It is impossible to kayak without targeting the core musculature. If you need extra core strengthening before getting on the water this summer, talk to Sport and Spinal Physiotherapy about enrolling in one of our many Pilates classes! Kayaking builds the core muscles to ensure a stable platform to work off. After a few kayaking sessions, you will begin to see an improvement in your balance too.

It is also important to consider lower limb muscles whilst kayaking. Being able to sit comfortably for a large period of time is crucial for you stay on the water for longer. Being able to use your hamstrings, gluts and hip flexor muscles to stabilise your core and to be seated in a good alignment is also a hallmark of an accomplished rower.




Stand Up Paddle Board and Core Fitness

Stand Up Paddle boarding is one of the fastest growing water sports worldwide.

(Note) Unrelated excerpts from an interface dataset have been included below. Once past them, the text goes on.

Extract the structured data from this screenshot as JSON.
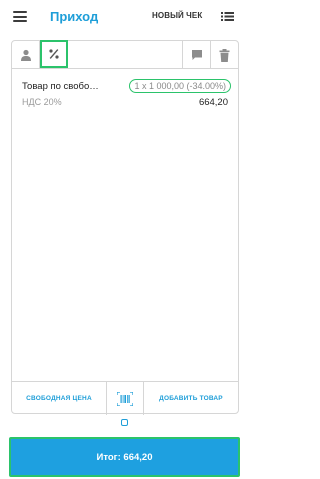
{
  "header": {
    "title": "Приход",
    "new_check_label": "НОВЫЙ ЧЕК",
    "menu_icon": "hamburger-menu-icon",
    "list_icon": "list-icon"
  },
  "toolbar": {
    "user_icon": "user-icon",
    "discount_icon": "percent-icon",
    "comment_icon": "comment-icon",
    "delete_icon": "trash-icon"
  },
  "items": [
    {
      "name": "Товар по свобо…",
      "quantity_price": "1 x 1 000,00 (-34.00%)",
      "vat": "НДС 20%",
      "sum": "664,20"
    }
  ],
  "actions": {
    "free_price_label": "СВОБОДНАЯ ЦЕНА",
    "scan_icon": "barcode-scan-icon",
    "add_product_label": "ДОБАВИТЬ ТОВАР"
  },
  "total": {
    "label": "Итог: 664,20"
  },
  "colors": {
    "accent": "#1e9ed8",
    "highlight": "#2bc36b"
  }
}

Training on unsteady surfaces, such as a SUP, forces the muscles in our mid-section (stomach, back, abdomen) to work harder to maintain our equilibrium. As you attempt to balance on the board, the muscles in your abdomen will tense to maintain a stable base to work off. As you begin to row from side to side, the muscles in your upper body contract. Your first few attempts at SUP is certainly a challenge.  Once you have you feet positioned, are confident in your ability and toned your core muscles, you will be gliding along like a pro!

Balancing on your SUP places a high demand on your leg muscles. But this is countered by the nature of SUP – it is a low impact exercise but a high output on your core muscles. Thankfully, Canberra has the perfect weather and calm lake to make paddle boarding very desirable. Don’t be fooled though, even calm waters can put your strength, balance and endurance to the test!



The rigours placed on your shoulders when you are on a SUP are different to those when using a kayak. As you are standing and the paddle is longer on a SUP, your default position is rotated to the side of the board you are using. This places greater emphasis on the ribs, posture, obliques and shoulder rotators. Similar to the kayak, it comes back to having good core strength to power you through the water.

Comparing the two sports

So back to our original question – which is better, kayaking or stand up paddle boarding? In terms of core strengthening, both are excellent activities to build strength and endurance. Your cardiovascular fitness is also targeted, as a few sessions a week will have you looking trim for the beach! In a nutshell, kayaking is more reliant upon upper body (shoulders and neck) muscles. Whereby the use of a SUP is more localised to your lower limbs (Hips, knees and ankles).


SUP classes


Both Kayaking and Stand up Paddle Boarding involve the use of nearly every muscle in the body. Therefore, it is imperative that one stretches before getting onto that delicious water. With West Basin Waterfront opening soon, there are plenty of beautiful spots to stretch up on the shoreline! A warm-up program aiming to loosen up your large muscle groups is a good start. Dynamic stretching is a good guide to assist you. Examples of these include gluteals, hamstrings, hip flexors, thoracic spine, shoulder and pectorals.

Further useful tips

Sophie recently wrote an excellent article detailing some core exercises that may improve your strength on the ground before you head out on the water.

As always, it is a good to know your limitations, start slow and focus on your technique.

If you’re still not ready to commit to the investment in a kayak or SUP, it is now possible to rent a kayak or SUP on the shoreline of Lake Burley Griffin. Now you can try both for yourself! And, if you’ve been working really hard, you might even treat yourself to Canberra’s newest craze on the lake – GoBoat Canberra!

No wonder we were voted the 3rd best place to visit in 2018!







About Jim Fuller

Jim graduated from the University of Sydney with a Masters of Physiotherapy after completing his Bachelor of Health Science. He has special interests in sports injuries particularly of the lower limb, soccer injuries and pilates. He also pays particular focus to prevention of future injuries. Jim enjoys all outdoor activities with his family and friends as they are often out camping, cycling, hiking and sailing.